Extracted data entries:
▬▬▬▬▬▬▬▬▬▬

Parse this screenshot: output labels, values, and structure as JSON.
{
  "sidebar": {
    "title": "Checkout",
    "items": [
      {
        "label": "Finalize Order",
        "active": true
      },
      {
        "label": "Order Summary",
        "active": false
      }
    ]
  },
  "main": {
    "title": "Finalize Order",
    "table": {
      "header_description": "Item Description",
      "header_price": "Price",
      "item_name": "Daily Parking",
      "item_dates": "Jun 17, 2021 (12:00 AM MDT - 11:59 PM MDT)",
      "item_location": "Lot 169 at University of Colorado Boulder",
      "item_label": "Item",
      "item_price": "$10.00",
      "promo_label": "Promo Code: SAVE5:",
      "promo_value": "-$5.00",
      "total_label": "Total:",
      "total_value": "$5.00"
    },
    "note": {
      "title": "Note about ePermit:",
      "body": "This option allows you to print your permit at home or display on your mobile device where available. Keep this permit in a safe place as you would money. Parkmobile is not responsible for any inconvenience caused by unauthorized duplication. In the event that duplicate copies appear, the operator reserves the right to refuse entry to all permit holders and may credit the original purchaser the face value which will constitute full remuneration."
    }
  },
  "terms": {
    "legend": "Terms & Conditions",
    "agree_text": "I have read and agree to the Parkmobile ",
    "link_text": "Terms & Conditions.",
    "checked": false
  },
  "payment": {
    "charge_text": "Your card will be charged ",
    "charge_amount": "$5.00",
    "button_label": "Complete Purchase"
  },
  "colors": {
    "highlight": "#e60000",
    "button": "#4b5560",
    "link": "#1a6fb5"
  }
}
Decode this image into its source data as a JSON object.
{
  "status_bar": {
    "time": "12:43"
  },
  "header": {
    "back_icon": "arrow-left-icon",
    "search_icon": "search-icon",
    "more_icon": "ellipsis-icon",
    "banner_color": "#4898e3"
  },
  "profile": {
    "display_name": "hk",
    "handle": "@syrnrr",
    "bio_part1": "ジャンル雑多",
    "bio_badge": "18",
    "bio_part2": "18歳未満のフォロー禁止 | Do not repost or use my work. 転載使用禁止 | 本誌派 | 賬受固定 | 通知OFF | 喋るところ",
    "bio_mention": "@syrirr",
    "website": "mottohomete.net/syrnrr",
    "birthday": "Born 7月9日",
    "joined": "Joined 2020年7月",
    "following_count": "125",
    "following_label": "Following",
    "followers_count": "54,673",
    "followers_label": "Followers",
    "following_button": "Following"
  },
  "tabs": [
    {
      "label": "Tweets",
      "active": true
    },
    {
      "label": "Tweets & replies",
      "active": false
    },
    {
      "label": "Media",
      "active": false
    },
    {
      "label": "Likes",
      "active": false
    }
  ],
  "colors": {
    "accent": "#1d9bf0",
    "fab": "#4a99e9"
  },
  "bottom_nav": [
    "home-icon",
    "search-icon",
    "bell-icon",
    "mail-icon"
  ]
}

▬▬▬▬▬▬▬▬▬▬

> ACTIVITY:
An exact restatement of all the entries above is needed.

> PROBLEM SOLUTION:
Parse this screenshot: output labels, values, and structure as JSON.
{
  "sidebar": {
    "title": "Checkout",
    "items": [
      {
        "label": "Finalize Order",
        "active": true
      },
      {
        "label": "Order Summary",
        "active": false
      }
    ]
  },
  "main": {
    "title": "Finalize Order",
    "table": {
      "header_description": "Item Description",
      "header_price": "Price",
      "item_name": "Daily Parking",
      "item_dates": "Jun 17, 2021 (12:00 AM MDT - 11:59 PM MDT)",
      "item_location": "Lot 169 at University of Colorado Boulder",
      "item_label": "Item",
      "item_price": "$10.00",
      "promo_label": "Promo Code: SAVE5:",
      "promo_value": "-$5.00",
      "total_label": "Total:",
      "total_value": "$5.00"
    },
    "note": {
      "title": "Note about ePermit:",
      "body": "This option allows you to print your permit at home or display on your mobile device where available. Keep this permit in a safe place as you would money. Parkmobile is not responsible for any inconvenience caused by unauthorized duplication. In the event that duplicate copies appear, the operator reserves the right to refuse entry to all permit holders and may credit the original purchaser the face value which will constitute full remuneration."
    }
  },
  "terms": {
    "legend": "Terms & Conditions",
    "agree_text": "I have read and agree to the Parkmobile ",
    "link_text": "Terms & Conditions.",
    "checked": false
  },
  "payment": {
    "charge_text": "Your card will be charged ",
    "charge_amount": "$5.00",
    "button_label": "Complete Purchase"
  },
  "colors": {
    "highlight": "#e60000",
    "button": "#4b5560",
    "link": "#1a6fb5"
  }
}
Decode this image into its source data as a JSON object.
{
  "status_bar": {
    "time": "12:43"
  },
  "header": {
    "back_icon": "arrow-left-icon",
    "search_icon": "search-icon",
    "more_icon": "ellipsis-icon",
    "banner_color": "#4898e3"
  },
  "profile": {
    "display_name": "hk",
    "handle": "@syrnrr",
    "bio_part1": "ジャンル雑多",
    "bio_badge": "18",
    "bio_part2": "18歳未満のフォロー禁止 | Do not repost or use my work. 転載使用禁止 | 本誌派 | 賬受固定 | 通知OFF | 喋るところ",
    "bio_mention": "@syrirr",
    "website": "mottohomete.net/syrnrr",
    "birthday": "Born 7月9日",
    "joined": "Joined 2020年7月",
    "following_count": "125",
    "following_label": "Following",
    "followers_count": "54,673",
    "followers_label": "Followers",
    "following_button": "Following"
  },
  "tabs": [
    {
      "label": "Tweets",
      "active": true
    },
    {
      "label": "Tweets & replies",
      "active": false
    },
    {
      "label": "Media",
      "active": false
    },
    {
      "label": "Likes",
      "active": false
    }
  ],
  "colors": {
    "accent": "#1d9bf0",
    "fab": "#4a99e9"
  },
  "bottom_nav": [
    "home-icon",
    "search-icon",
    "bell-icon",
    "mail-icon"
  ]
}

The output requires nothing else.